  • Republicans ended their three days of arguments lamenting the facts that form the basis of the trial — claiming they don't rise to the level of an impeachable offense — and accusing Democrats of pushing forward a plot to subvert the will of American voters and remove the president from office.
  • Despite presenting their opening arguments over three days, Trump's team didn't use even half of its available 24 hours.

Jan 29, day 8: Dershowitz's quid pro quo defense

  • Senators kicked off two days that allowed them to submit prewritten questions to Chief Justice John Roberts, who directed them to the House impeachment managers or Trump's legal team for a five-minute response.
  • Dershowitz responded to a question from Sen. Ted Cruz (R-Texas), who asked if it would even matter if there were a quid pro quo regarding Ukraine. Dershowitz argued that a quid pro quo can only exist in a purely corrupt form if it benefitted the president financially.

Jan. 3o, day 9: Lamar Alexander sets up speedy acquittal

  • As the question-and-answer session closed, the biggest news happened off the Senate floor, as Sen. Lamar Alexander (R-Tenn.) announced afterward that he'd oppose calling additional witnesses.
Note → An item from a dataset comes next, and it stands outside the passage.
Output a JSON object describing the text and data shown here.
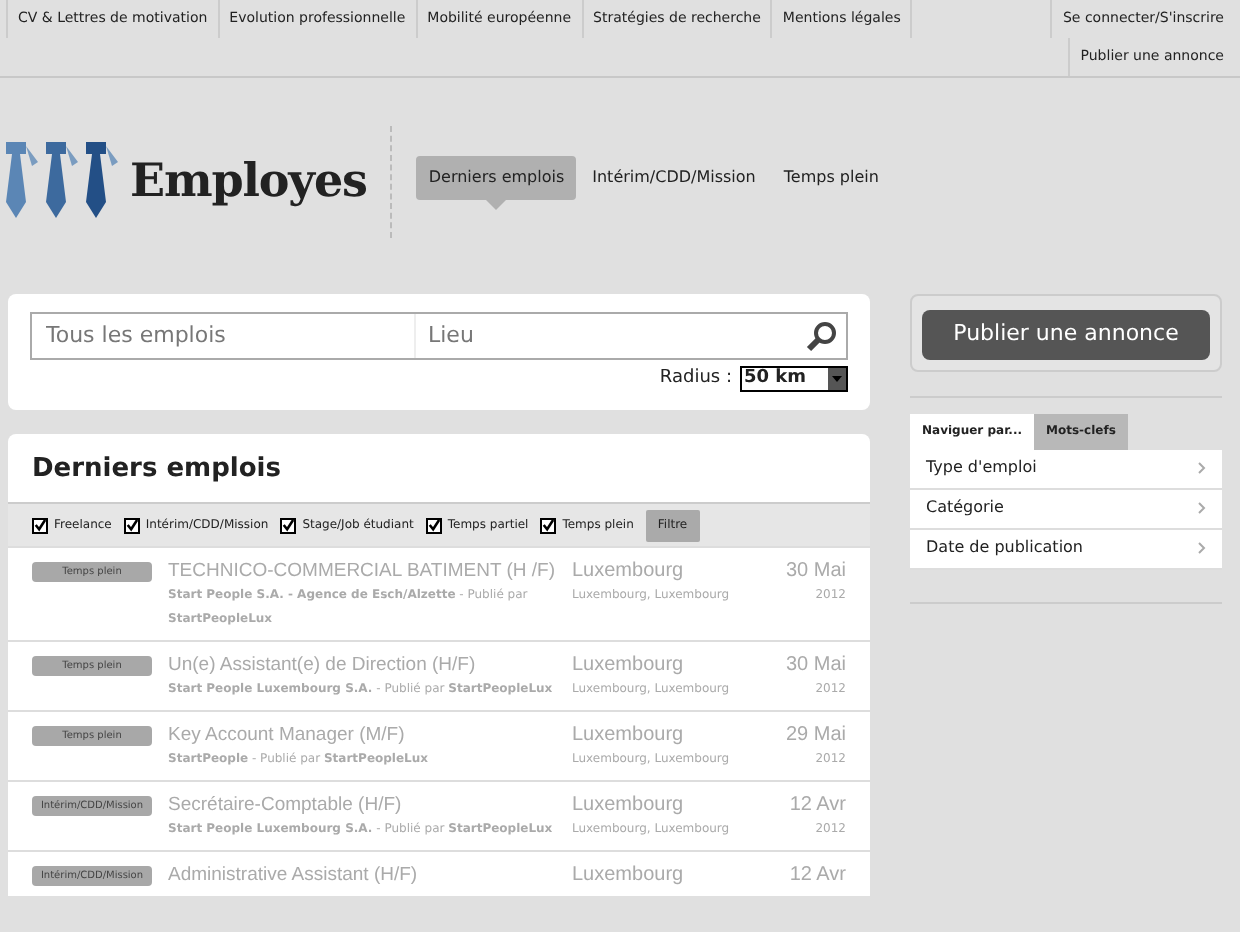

With that key swing vote off the table for Democrats, it sets up the president for a speedy acquittal.

Jan. 31, day 10: Vote to call witnesses fails

  • The Senate voted Friday to move forward with Trump's impeachment trial without calling for additional witnesses or evidence, an expected result after two key Republicans decided to vote against it.

Feb. 3, day 11: Closing arguments

  • The four hours of closing arguments were more for show than meant to change any minds, as Trump is all but certain to be acquitted on Wednesday.

Feb. 4, day 12: Senators debate

  • A number of Republican senators called Trump's conduct toward Ukraine "inappropriate," but none said they will vote to acquit.

Feb. 5, day 13: Senate acquits Trump

  • As expected, Trump was acquitted on both articles of impeachment. But in a surprise 11th hour twist, Sen. Mitt Romney broke ranks and voted to convict the president for abuse of power — the only Republican to do so.

Go deeper:

Go deeper

The separate and unequal paths in business

Illustration: Aïda Amer/Axios

When a bank turned down George Johnson for a business loan, he got creative. He returned and told the bank he needed $250 to take his wife on a vacation — and was approved. Then he invested the cash in his business, which became the first Black enterprise to trade on the American Stock Exchange.

Why it matters: The highways to success in the U.S. market economy — in entrepreneurship, corporate leadership and wealth creation — are often punctuated with roadblocks and winding detours for people of color.

GOP state legislatures move to assert control over election systems

Contractors in Phoenix in May 2021 recounting ballots as part of a 2020 general election audit requested by the Arizona State Senate. Photo: Courtney Pedroza for the Washington Post

Republican-held state legislatures have passed bills that give lawmakers more power over the vote by stripping secretaries of state of their power, asserting control over election boards and creating easier methods to overturn election results, according to the New York Times.

Why it matters: The bills, triggered by baseless claims of widespread fraud in the 2020 election, threaten to politicize traditionally non-partisan election functions by giving Republicans more control over election systems.